  • Quotes/citations
  • Notes
  • Bookmarks
Notes
Cite this article

Cited article

Style
Citations are available only to our active members.
Sign up now to cite pages or passages in MLA, APA and Chicago citation styles.

(Einhorn, 1992, p. 25)

(Einhorn 25)

1

1. Lois J. Einhorn, Abraham Lincoln, the Orator: Penetrating the Lincoln Legend (Westport, CT: Greenwood Press, 1992), 25, http://www.questia.com/read/27419298.

Cited article

Bullying in College by Students and Teachers
Settings

Settings

Typeface
Text size Smaller Larger
Search within

Search within this article

Look up

Look up a word

  • Dictionary
  • Thesaurus
Please submit a word or phrase above.
Print this page

Print this page

Why can't I print more than one page at a time?

Full screen

matching results for page

Cited passage

Style
Citations are available only to our active members.
Sign up now to cite pages or passages in MLA, APA and Chicago citation styles.

"Portraying himself as an honest, ordinary person helped Lincoln identify with his audiences." (Einhorn, 1992, p. 25).

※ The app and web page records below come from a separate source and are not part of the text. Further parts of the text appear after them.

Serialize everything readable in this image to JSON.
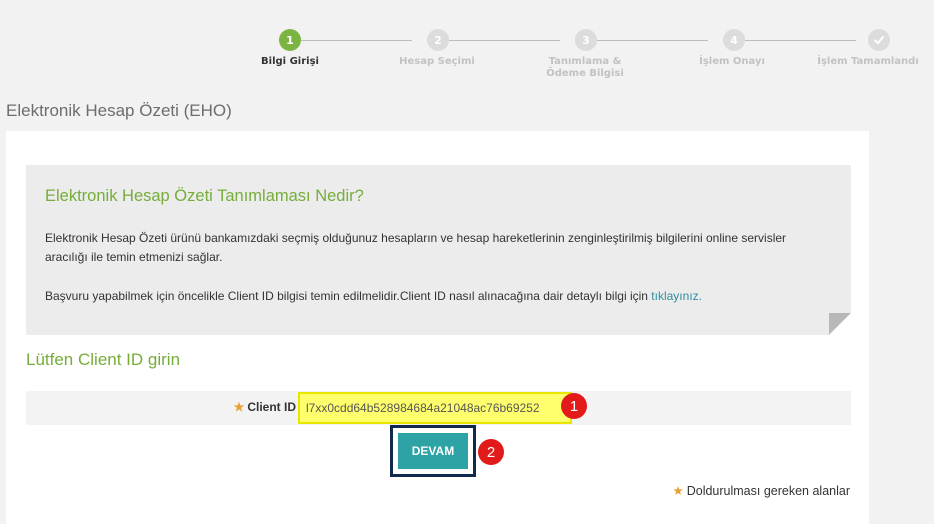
{
  "stepper": {
    "steps": [
      {
        "number": "1",
        "label": "Bilgi Girişi",
        "active": true
      },
      {
        "number": "2",
        "label": "Hesap Seçimi",
        "active": false
      },
      {
        "number": "3",
        "label": "Tanımlama & Ödeme Bilgisi",
        "active": false
      },
      {
        "number": "4",
        "label": "İşlem Onayı",
        "active": false
      },
      {
        "number": "",
        "icon": "check-icon",
        "label": "İşlem Tamamlandı",
        "active": false
      }
    ]
  },
  "page": {
    "title": "Elektronik Hesap Özeti (EHO)"
  },
  "info": {
    "title": "Elektronik Hesap Özeti Tanımlaması Nedir?",
    "paragraph1": "Elektronik Hesap Özeti ürünü bankamızdaki seçmiş olduğunuz hesapların ve hesap hareketlerinin zenginleştirilmiş bilgilerini online servisler aracılığı ile temin etmenizi sağlar.",
    "paragraph2": "Başvuru yapabilmek için öncelikle Client ID bilgisi temin edilmelidir.Client ID nasıl alınacağına dair detaylı bilgi için",
    "link": "tıklayınız."
  },
  "form": {
    "section_title": "Lütfen Client ID girin",
    "star": "★",
    "client_id_label": "Client ID",
    "client_id_value": "l7xx0cdd64b528984684a21048ac76b69252",
    "submit_label": "DEVAM",
    "required_note": "Doldurulması gereken alanlar"
  },
  "annotations": {
    "marker1": "1",
    "marker2": "2"
  },
  "colors": {
    "accent_green": "#7cb441",
    "teal_button": "#2da3a5",
    "highlight_yellow": "#ffff6d",
    "marker_red": "#e21a1a",
    "frame_navy": "#0f2a4d"
  }
}
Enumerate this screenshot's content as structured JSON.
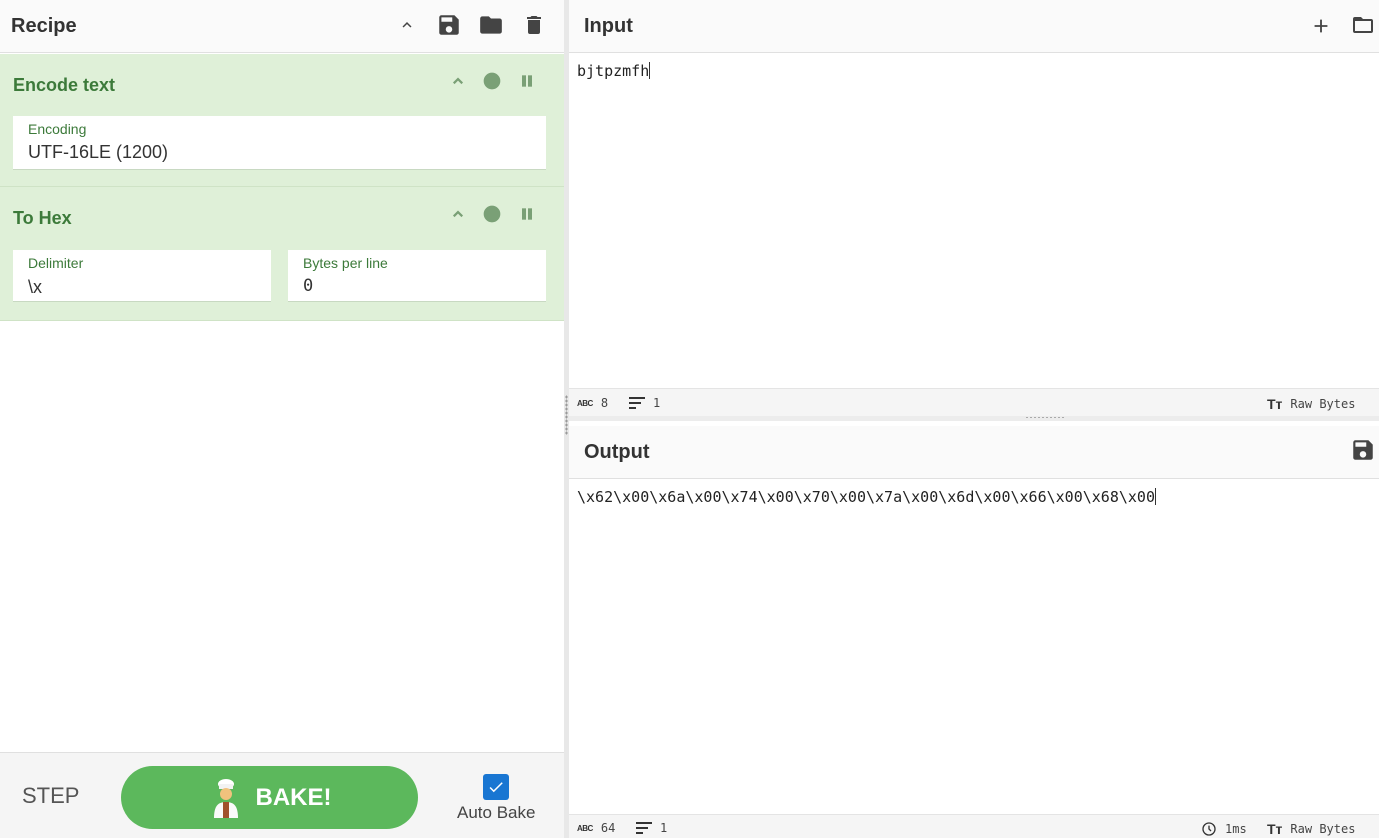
{
  "recipe": {
    "title": "Recipe",
    "icons": [
      "chevron-up-icon",
      "save-icon",
      "folder-icon",
      "trash-icon"
    ],
    "operations": [
      {
        "name": "Encode text",
        "fields": [
          {
            "label": "Encoding",
            "value": "UTF-16LE (1200)"
          }
        ]
      },
      {
        "name": "To Hex",
        "fields": [
          {
            "label": "Delimiter",
            "value": "\\x"
          },
          {
            "label": "Bytes per line",
            "value": "0"
          }
        ]
      }
    ]
  },
  "controls": {
    "step_label": "STEP",
    "bake_label": "BAKE!",
    "auto_bake_label": "Auto Bake",
    "auto_bake_checked": true
  },
  "input": {
    "title": "Input",
    "text": "bjtpzmfh",
    "status": {
      "length": "8",
      "lines": "1",
      "encoding": "Raw Bytes"
    }
  },
  "output": {
    "title": "Output",
    "text": "\\x62\\x00\\x6a\\x00\\x74\\x00\\x70\\x00\\x7a\\x00\\x6d\\x00\\x66\\x00\\x68\\x00",
    "status": {
      "length": "64",
      "lines": "1",
      "time": "1ms",
      "encoding": "Raw Bytes"
    }
  },
  "colors": {
    "op_background": "#dff0d8",
    "op_title": "#3c7a3a",
    "bake_button": "#5cb85c",
    "checkbox": "#1976d2"
  }
}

"Portraying himself as an honest, ordinary person helped Lincoln identify with his audiences." (Einhorn 25)

"Portraying himself as an honest, ordinary person helped Lincoln identify with his audiences."1

1. Lois J. Einhorn, Abraham Lincoln, the Orator: Penetrating the Lincoln Legend (Westport, CT: Greenwood Press, 1992), 25, http://www.questia.com/read/27419298.

Cited passage

Welcome to the new Questia Reader

The Questia Reader has been updated to provide you with an even better online reading experience.  It is now 100% Responsive, which means you can read our books and articles on any sized device you wish.  All of your favorite tools like notes, highlights, and citations are still here, but the way you select text has been updated to be easier to use, especially on touchscreen devices.  Here's how:

1. Click or tap the first word you want to select.
2. Click or tap the last word you want to select.

OK, got it!

Thanks for trying Questia!

Please continue trying out our research tools, but please note, full functionality is available only to our active members.

Your work will be lost once you leave this Web page.

For full access in an ad-free environment, sign up now for a FREE, 1-day trial.

Already a member? Log in now.